- **PROMPT**
Repeat every record below exactly, but leave out any pictures.

- **Web page and app entries**

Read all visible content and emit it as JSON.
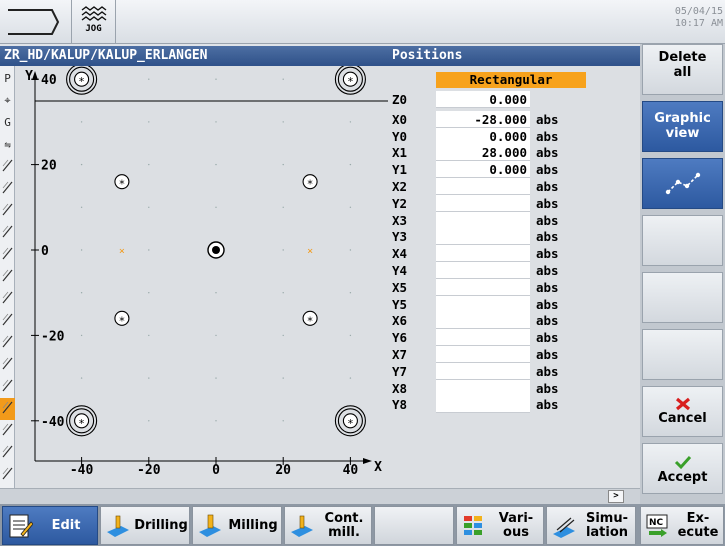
{
  "header": {
    "jog_label": "JOG",
    "date": "05/04/15",
    "time": "10:17 AM"
  },
  "graphic": {
    "title": "ZR_HD/KALUP/KALUP_ERLANGEN",
    "x_axis_label": "X",
    "y_axis_label": "Y",
    "x_ticks": [
      "-40",
      "-20",
      "0",
      "20",
      "40"
    ],
    "y_ticks": [
      "40",
      "20",
      "0",
      "-20",
      "-40"
    ]
  },
  "toolstrip": {
    "items": [
      {
        "icon": "program-icon",
        "text": "P"
      },
      {
        "icon": "position-icon",
        "text": "⌖"
      },
      {
        "icon": "gcode-icon",
        "text": "G"
      },
      {
        "icon": "settings-icon",
        "text": "⇋"
      },
      {
        "icon": "drill-icon",
        "text": ""
      },
      {
        "icon": "drill-icon-2",
        "text": ""
      },
      {
        "icon": "circle-icon",
        "text": ""
      },
      {
        "icon": "line-icon",
        "text": ""
      },
      {
        "icon": "line-icon-2",
        "text": ""
      },
      {
        "icon": "contour-icon",
        "text": ""
      },
      {
        "icon": "pocket-icon",
        "text": ""
      },
      {
        "icon": "contour-icon-2",
        "text": ""
      },
      {
        "icon": "pocket-icon-2",
        "text": ""
      },
      {
        "icon": "slot-icon",
        "text": ""
      },
      {
        "icon": "slot-icon-2",
        "text": ""
      },
      {
        "icon": "positions-icon",
        "text": ""
      },
      {
        "icon": "contour-icon-3",
        "text": ""
      },
      {
        "icon": "mill-icon",
        "text": ""
      },
      {
        "icon": "end-icon",
        "text": ""
      }
    ]
  },
  "positions": {
    "title": "Positions",
    "pattern": "Rectangular",
    "rows": [
      {
        "label": "Z0",
        "value": "0.000",
        "unit": ""
      },
      {
        "label": "X0",
        "value": "-28.000",
        "unit": "abs"
      },
      {
        "label": "Y0",
        "value": "0.000",
        "unit": "abs"
      },
      {
        "label": "X1",
        "value": "28.000",
        "unit": "abs"
      },
      {
        "label": "Y1",
        "value": "0.000",
        "unit": "abs"
      },
      {
        "label": "X2",
        "value": "",
        "unit": "abs"
      },
      {
        "label": "Y2",
        "value": "",
        "unit": "abs"
      },
      {
        "label": "X3",
        "value": "",
        "unit": "abs"
      },
      {
        "label": "Y3",
        "value": "",
        "unit": "abs"
      },
      {
        "label": "X4",
        "value": "",
        "unit": "abs"
      },
      {
        "label": "Y4",
        "value": "",
        "unit": "abs"
      },
      {
        "label": "X5",
        "value": "",
        "unit": "abs"
      },
      {
        "label": "Y5",
        "value": "",
        "unit": "abs"
      },
      {
        "label": "X6",
        "value": "",
        "unit": "abs"
      },
      {
        "label": "Y6",
        "value": "",
        "unit": "abs"
      },
      {
        "label": "X7",
        "value": "",
        "unit": "abs"
      },
      {
        "label": "Y7",
        "value": "",
        "unit": "abs"
      },
      {
        "label": "X8",
        "value": "",
        "unit": "abs"
      },
      {
        "label": "Y8",
        "value": "",
        "unit": "abs"
      }
    ]
  },
  "scroll": {
    "arrow": ">"
  },
  "vsoftkeys": {
    "delete_all": [
      "Delete",
      "all"
    ],
    "graphic_view": [
      "Graphic",
      "view"
    ],
    "cancel": "Cancel",
    "accept": "Accept"
  },
  "hsoftkeys": {
    "edit": "Edit",
    "drilling": "Drilling",
    "milling": "Milling",
    "cont_mill": [
      "Cont.",
      "mill."
    ],
    "various": [
      "Vari-",
      "ous"
    ],
    "simulation": [
      "Simu-",
      "lation"
    ],
    "execute": [
      "Ex-",
      "ecute"
    ],
    "nc_icon_text": "NC"
  },
  "colors": {
    "accent_orange": "#f7a21c",
    "softkey_blue": "#3a66ad",
    "title_blue": "#3b5f96",
    "cancel_red": "#d81e1e",
    "accept_green": "#3aa02a"
  }
}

- **TASK ANSWER**
Read all visible content and emit it as JSON.
{
  "header": {
    "jog_label": "JOG",
    "date": "05/04/15",
    "time": "10:17 AM"
  },
  "graphic": {
    "title": "ZR_HD/KALUP/KALUP_ERLANGEN",
    "x_axis_label": "X",
    "y_axis_label": "Y",
    "x_ticks": [
      "-40",
      "-20",
      "0",
      "20",
      "40"
    ],
    "y_ticks": [
      "40",
      "20",
      "0",
      "-20",
      "-40"
    ]
  },
  "toolstrip": {
    "items": [
      {
        "icon": "program-icon",
        "text": "P"
      },
      {
        "icon": "position-icon",
        "text": "⌖"
      },
      {
        "icon": "gcode-icon",
        "text": "G"
      },
      {
        "icon": "settings-icon",
        "text": "⇋"
      },
      {
        "icon": "drill-icon",
        "text": ""
      },
      {
        "icon": "drill-icon-2",
        "text": ""
      },
      {
        "icon": "circle-icon",
        "text": ""
      },
      {
        "icon": "line-icon",
        "text": ""
      },
      {
        "icon": "line-icon-2",
        "text": ""
      },
      {
        "icon": "contour-icon",
        "text": ""
      },
      {
        "icon": "pocket-icon",
        "text": ""
      },
      {
        "icon": "contour-icon-2",
        "text": ""
      },
      {
        "icon": "pocket-icon-2",
        "text": ""
      },
      {
        "icon": "slot-icon",
        "text": ""
      },
      {
        "icon": "slot-icon-2",
        "text": ""
      },
      {
        "icon": "positions-icon",
        "text": ""
      },
      {
        "icon": "contour-icon-3",
        "text": ""
      },
      {
        "icon": "mill-icon",
        "text": ""
      },
      {
        "icon": "end-icon",
        "text": ""
      }
    ]
  },
  "positions": {
    "title": "Positions",
    "pattern": "Rectangular",
    "rows": [
      {
        "label": "Z0",
        "value": "0.000",
        "unit": ""
      },
      {
        "label": "X0",
        "value": "-28.000",
        "unit": "abs"
      },
      {
        "label": "Y0",
        "value": "0.000",
        "unit": "abs"
      },
      {
        "label": "X1",
        "value": "28.000",
        "unit": "abs"
      },
      {
        "label": "Y1",
        "value": "0.000",
        "unit": "abs"
      },
      {
        "label": "X2",
        "value": "",
        "unit": "abs"
      },
      {
        "label": "Y2",
        "value": "",
        "unit": "abs"
      },
      {
        "label": "X3",
        "value": "",
        "unit": "abs"
      },
      {
        "label": "Y3",
        "value": "",
        "unit": "abs"
      },
      {
        "label": "X4",
        "value": "",
        "unit": "abs"
      },
      {
        "label": "Y4",
        "value": "",
        "unit": "abs"
      },
      {
        "label": "X5",
        "value": "",
        "unit": "abs"
      },
      {
        "label": "Y5",
        "value": "",
        "unit": "abs"
      },
      {
        "label": "X6",
        "value": "",
        "unit": "abs"
      },
      {
        "label": "Y6",
        "value": "",
        "unit": "abs"
      },
      {
        "label": "X7",
        "value": "",
        "unit": "abs"
      },
      {
        "label": "Y7",
        "value": "",
        "unit": "abs"
      },
      {
        "label": "X8",
        "value": "",
        "unit": "abs"
      },
      {
        "label": "Y8",
        "value": "",
        "unit": "abs"
      }
    ]
  },
  "scroll": {
    "arrow": ">"
  },
  "vsoftkeys": {
    "delete_all": [
      "Delete",
      "all"
    ],
    "graphic_view": [
      "Graphic",
      "view"
    ],
    "cancel": "Cancel",
    "accept": "Accept"
  },
  "hsoftkeys": {
    "edit": "Edit",
    "drilling": "Drilling",
    "milling": "Milling",
    "cont_mill": [
      "Cont.",
      "mill."
    ],
    "various": [
      "Vari-",
      "ous"
    ],
    "simulation": [
      "Simu-",
      "lation"
    ],
    "execute": [
      "Ex-",
      "ecute"
    ],
    "nc_icon_text": "NC"
  },
  "colors": {
    "accent_orange": "#f7a21c",
    "softkey_blue": "#3a66ad",
    "title_blue": "#3b5f96",
    "cancel_red": "#d81e1e",
    "accept_green": "#3aa02a"
  }
}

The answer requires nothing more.